Roman rule in Wales was essentially a military occupation and was planted with a large network of around 40 forts and 13 fortlets, but very few civilian population centres. Regional control was administered in the north from the legionary fortress of Deva Victrix, with the south administered from the legionary fortress of Isca Augusta. The southern regions saw the most development, with the emergence of a civitates at Moridunum (capital of the Demetae tribe), and the construction of the town of Venta Silurum (capital of the Silures).

By the early 5th century, the Roman Empire was facing internal rebellion and external threats from Germanic tribes. This led to a widespread deterioration of the Western Roman world, and the permanent detachment of Britannia from the rest of the Empire.
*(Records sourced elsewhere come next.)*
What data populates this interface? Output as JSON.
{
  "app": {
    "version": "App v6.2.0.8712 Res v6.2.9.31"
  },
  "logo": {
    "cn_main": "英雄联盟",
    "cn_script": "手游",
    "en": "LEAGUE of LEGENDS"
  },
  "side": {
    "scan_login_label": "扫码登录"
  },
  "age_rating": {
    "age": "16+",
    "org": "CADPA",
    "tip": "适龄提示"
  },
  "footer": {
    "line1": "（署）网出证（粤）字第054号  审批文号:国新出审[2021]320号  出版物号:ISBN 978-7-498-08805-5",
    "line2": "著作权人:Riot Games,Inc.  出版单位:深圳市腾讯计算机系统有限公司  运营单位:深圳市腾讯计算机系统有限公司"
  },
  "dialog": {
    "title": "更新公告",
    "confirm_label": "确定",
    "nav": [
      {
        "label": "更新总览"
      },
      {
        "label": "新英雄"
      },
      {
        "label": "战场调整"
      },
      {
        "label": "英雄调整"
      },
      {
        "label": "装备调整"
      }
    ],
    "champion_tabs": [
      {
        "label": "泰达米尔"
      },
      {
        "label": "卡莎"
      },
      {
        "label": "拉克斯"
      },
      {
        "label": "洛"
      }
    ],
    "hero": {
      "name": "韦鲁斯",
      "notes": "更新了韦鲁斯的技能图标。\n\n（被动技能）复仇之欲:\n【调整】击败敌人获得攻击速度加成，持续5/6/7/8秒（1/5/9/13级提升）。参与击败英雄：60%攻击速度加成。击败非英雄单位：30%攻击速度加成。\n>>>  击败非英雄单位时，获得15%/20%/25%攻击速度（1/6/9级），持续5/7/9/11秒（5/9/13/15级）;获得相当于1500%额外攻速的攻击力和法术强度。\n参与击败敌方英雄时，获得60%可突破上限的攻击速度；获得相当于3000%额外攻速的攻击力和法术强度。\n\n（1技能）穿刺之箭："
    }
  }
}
Britannia would develop into Sub-Roman Britain, with the emergence of the Kingdom of Demetia in the south of Wales, and the northern kingdom of Gwynedd during the early Middle Ages.

- Advertisement -
Mark Milligan
Mark Milligan
Mark Milligan is multi-award-winning journalist and the Managing Editor at HeritageDaily. His background is in archaeology and computer science, having written over 8,000 articles across several online publications. Mark is a member of the Association of British Science Writers (ABSW), the World Federation of Science Journalists, and in 2023 was the recipient of the British Citizen Award for Education, the BCA Medal of Honour, and the UK Prime Minister's Points of Light Award.

Mobile Application


Related Articles

Golden primrose among new discoveries at Auckland Castle

Archaeologists from the Auckland Project are conducting excavations at Auckland Castle to unearth the home of Sir Arthur Haselrig, a leader of the Parliamentary opposition to Charles I.

Archaeologists search for lost world beneath the Gulf of Mexico

A multinational team, including researchers from the University of Bradford, is conducting a study in the Gulf of Mexico to identify submerged landscapes from the last Ice Age.

Archaeologists discover giant monumental structure

Archaeologists from the University of Hradec Králové have discovered a giant mound structure during preliminary archaeological investigations along the route of the D35 Plotiště-Sadová highway in Czechia.

Viking ship discovered at Jarlsberg Hovedgård

Archaeologists have discovered a Viking ship burial northwest of Tønsberg in Vestfold county, Norway.

Update : Ming Dynasty shipwrecks

The State Administration of Cultural Heritage has released an update on the current recovery efforts of two Ming Dynasty shipwrecks in the South China Sea.

Study reveals new insights into life at “German Stonehenge”

Excavations of the Ringheiligtum Pömmelte, nicknamed the “German Stonehenge”, has revealed new insights into domestic life from prehistory.

3,400-year-old shipwreck found with cargo mostly intact

Archaeologists from the Israel Antiquities Authority Marine Unit have discovered a 3,400-year-old shipwreck with the cargo mostly intact.

Liquid containing cremated human remains is the world’s oldest known wine

Archaeologists have discovered the oldest known preserved wine, a 2,000-year-old white wine of Andalusian origin.